June 15, 2003
Tynemouth station, first built in 1882 and Grade II-listed since the late 1970s, is the gateway to the faded grandeur of the surrounding village. Every 10 minutes, red and yellow metro trains stop below the elegant wrought iron and glass roof, held up by ornately carved beams winding up to red brick chimneys and cloudy skies. Double footbridges arch between wide platforms that house bric-a-brac and arts and crafts markets every weekend.
Outside the station, across the small car park and opposite a cluster of neat suburban gardens, King's School follows the bend of the Georgian classical Huntingdon Place round to Front Street. Look out for the blue plaque on the right hand side of the street commemorating the Italian patriot Garibaldi's visit here in 1854 to outline his plans for unification to local politicians. Lined with specialist shops, red telephone boxes, restaurants, and pubs, Front Street subtly meanders its way from the seated statue of Queen Victoria up to the 1861 clock tower in front of Tynemouth Priory and Castle, the skeletal ruins of which dominate the headland overlooking the mouth of the Tyne. Pier Road branches off to the south, running along the row of pretty coastguard cottages to the watch house and attached museum. A diagonal path cuts down the hill to the towering Collingwood Monument, eventually winding its way to the banks of the river, where a path continues along to the North Shields Fish Quay and the Tyne ferry.
North of the clock tower, East Street starts at the Rock of Gibraltar pub, split by an eye-shaped stretch of grass into Sea Banks and the stately three-storey sweep of Percy Gardens as it passes King Edward's Bay before the windswept Victorian splendour of Grand Parade takes over, all steep stone steps, high bay windows, and blustery sea views as it reaches out towards Cullercoats and the majestic spire of the Parish Church of St. George, commissioned by the Duke of Northumberland and designed by John Loughborough Pearson in 1884. The wonderful Grand Hotel, built in 1870 as the summer residence of the Duchess of Northumberland, is situated above the beach next to Tynemouth Park.
From journal The Sea, The Sea
The leaning grey and black headstones of the adjacent graveyard have been chipped and cracked until most resemble scorched bubbles of melted, colourless cheese.

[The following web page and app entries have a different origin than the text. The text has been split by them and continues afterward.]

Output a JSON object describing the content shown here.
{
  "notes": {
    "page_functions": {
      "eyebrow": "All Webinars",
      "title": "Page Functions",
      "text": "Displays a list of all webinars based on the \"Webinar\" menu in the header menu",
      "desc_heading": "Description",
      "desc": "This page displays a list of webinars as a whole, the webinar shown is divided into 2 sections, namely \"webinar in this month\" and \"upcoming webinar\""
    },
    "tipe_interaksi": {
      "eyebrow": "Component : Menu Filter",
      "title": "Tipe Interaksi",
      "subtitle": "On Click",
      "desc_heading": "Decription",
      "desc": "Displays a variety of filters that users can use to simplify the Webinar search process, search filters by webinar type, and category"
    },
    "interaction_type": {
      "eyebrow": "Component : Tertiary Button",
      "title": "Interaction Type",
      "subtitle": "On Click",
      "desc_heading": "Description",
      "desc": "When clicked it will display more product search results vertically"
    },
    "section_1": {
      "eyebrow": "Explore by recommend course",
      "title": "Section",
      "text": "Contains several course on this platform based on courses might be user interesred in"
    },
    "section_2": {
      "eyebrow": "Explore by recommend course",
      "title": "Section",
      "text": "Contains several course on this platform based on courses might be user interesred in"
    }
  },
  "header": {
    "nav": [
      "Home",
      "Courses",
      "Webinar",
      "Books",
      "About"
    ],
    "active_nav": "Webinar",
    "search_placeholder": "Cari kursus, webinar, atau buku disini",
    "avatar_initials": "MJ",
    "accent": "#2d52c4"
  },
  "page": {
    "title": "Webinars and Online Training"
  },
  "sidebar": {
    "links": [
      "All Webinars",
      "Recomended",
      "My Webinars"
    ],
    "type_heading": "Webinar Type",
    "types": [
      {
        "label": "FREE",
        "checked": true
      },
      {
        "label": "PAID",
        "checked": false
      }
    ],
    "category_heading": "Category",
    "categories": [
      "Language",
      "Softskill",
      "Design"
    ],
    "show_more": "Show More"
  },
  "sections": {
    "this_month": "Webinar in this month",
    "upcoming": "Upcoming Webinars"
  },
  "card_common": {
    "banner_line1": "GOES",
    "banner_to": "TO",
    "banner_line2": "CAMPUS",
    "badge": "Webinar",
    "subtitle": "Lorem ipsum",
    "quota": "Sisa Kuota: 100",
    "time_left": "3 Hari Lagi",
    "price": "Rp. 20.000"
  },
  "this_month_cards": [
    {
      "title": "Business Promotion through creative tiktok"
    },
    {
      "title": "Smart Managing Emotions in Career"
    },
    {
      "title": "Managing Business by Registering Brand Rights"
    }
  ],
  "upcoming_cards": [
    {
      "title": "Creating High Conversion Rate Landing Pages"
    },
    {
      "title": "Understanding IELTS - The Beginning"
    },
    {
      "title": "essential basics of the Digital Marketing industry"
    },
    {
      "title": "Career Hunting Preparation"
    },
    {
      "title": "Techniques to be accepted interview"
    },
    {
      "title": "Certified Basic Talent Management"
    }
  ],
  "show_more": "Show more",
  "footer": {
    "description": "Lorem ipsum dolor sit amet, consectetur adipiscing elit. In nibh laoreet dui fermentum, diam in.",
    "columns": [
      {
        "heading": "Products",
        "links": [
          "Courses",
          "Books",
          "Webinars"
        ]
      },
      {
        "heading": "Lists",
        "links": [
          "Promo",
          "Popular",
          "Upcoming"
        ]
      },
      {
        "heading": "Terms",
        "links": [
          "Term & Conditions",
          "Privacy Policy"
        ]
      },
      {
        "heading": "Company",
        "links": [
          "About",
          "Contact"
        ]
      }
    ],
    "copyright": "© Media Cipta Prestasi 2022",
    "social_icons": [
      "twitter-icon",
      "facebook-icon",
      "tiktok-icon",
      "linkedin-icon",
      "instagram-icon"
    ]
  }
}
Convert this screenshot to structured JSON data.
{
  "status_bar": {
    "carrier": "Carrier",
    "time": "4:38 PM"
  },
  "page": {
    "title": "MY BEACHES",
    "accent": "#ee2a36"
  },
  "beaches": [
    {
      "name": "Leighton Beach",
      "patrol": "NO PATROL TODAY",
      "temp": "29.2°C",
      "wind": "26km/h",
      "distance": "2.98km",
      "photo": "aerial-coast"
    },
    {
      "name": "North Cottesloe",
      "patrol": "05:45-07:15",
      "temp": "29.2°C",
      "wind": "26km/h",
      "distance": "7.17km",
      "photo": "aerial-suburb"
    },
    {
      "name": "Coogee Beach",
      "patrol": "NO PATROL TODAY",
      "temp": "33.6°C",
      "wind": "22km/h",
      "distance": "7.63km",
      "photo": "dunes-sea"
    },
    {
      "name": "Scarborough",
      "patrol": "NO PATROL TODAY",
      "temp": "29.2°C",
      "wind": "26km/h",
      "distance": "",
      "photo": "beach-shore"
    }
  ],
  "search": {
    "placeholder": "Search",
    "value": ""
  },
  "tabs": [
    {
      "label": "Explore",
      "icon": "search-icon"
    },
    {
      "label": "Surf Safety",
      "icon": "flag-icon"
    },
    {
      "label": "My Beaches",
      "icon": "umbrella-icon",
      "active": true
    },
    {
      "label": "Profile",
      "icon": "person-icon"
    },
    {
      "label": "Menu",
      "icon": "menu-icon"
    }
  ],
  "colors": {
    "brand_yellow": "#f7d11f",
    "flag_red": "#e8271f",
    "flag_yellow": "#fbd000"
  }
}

Some seem to be slowly falling, others are barely legible and reveal only snatched fragments of existence such as 'formerly of Berwick', 'Served his King and Country faithfully for 26 years', 'foundered at sea', 'universally respected' and 'accidentally shot whilst in the execution of his duty.' Foremost among them all is Corporal Alexander Rollo who 'held the lantern at the burial of Sir John Moore at Corona.'
Around and across the graveyard weatherbeaten walls reveal the location of the old latrine and the Prior’s Chapel, littered with broken sculptures and stone tablets. The remains of the New Hall amount to 4 ft of stone, while the outer parlour is but a ragged line of rocks in the grass. The Prior’s Hall drops sharply into the ground, the old walls clearly perceptible but the steps and ceiling victims of dissolution and decay.
The castle walls run either side of the gatehouse back by the Gift Shop. First started by the Normans in 1095, the walls protected a site sacked by the Danes in 800 and holding the remains of Oswin, King of Deria (651), Osred of Northumbria (792) and Malcolm III of Scotland (1093). From the top of the steep banks the statue of Collingwood is clearly visible in front of the river and the hazy view over to South Shields Town Hall and the vast shipyard cranes along the Tyne. Middle-aged men walk dogs in the hilly moat below the ramparts and black shapes walk two-by-two up to the distant lighthouse at the top of North Pier. As seagulls glide over the upturned boats down at Prior's Haven, the frequent clack, clack sounds of croquet bat on ball can be heard from the white-shirted players to the left of the presbytery. Beyond the allotments and church steeples a teacher barks out instructions as the boys of King's School run up and down the Rugby pitch.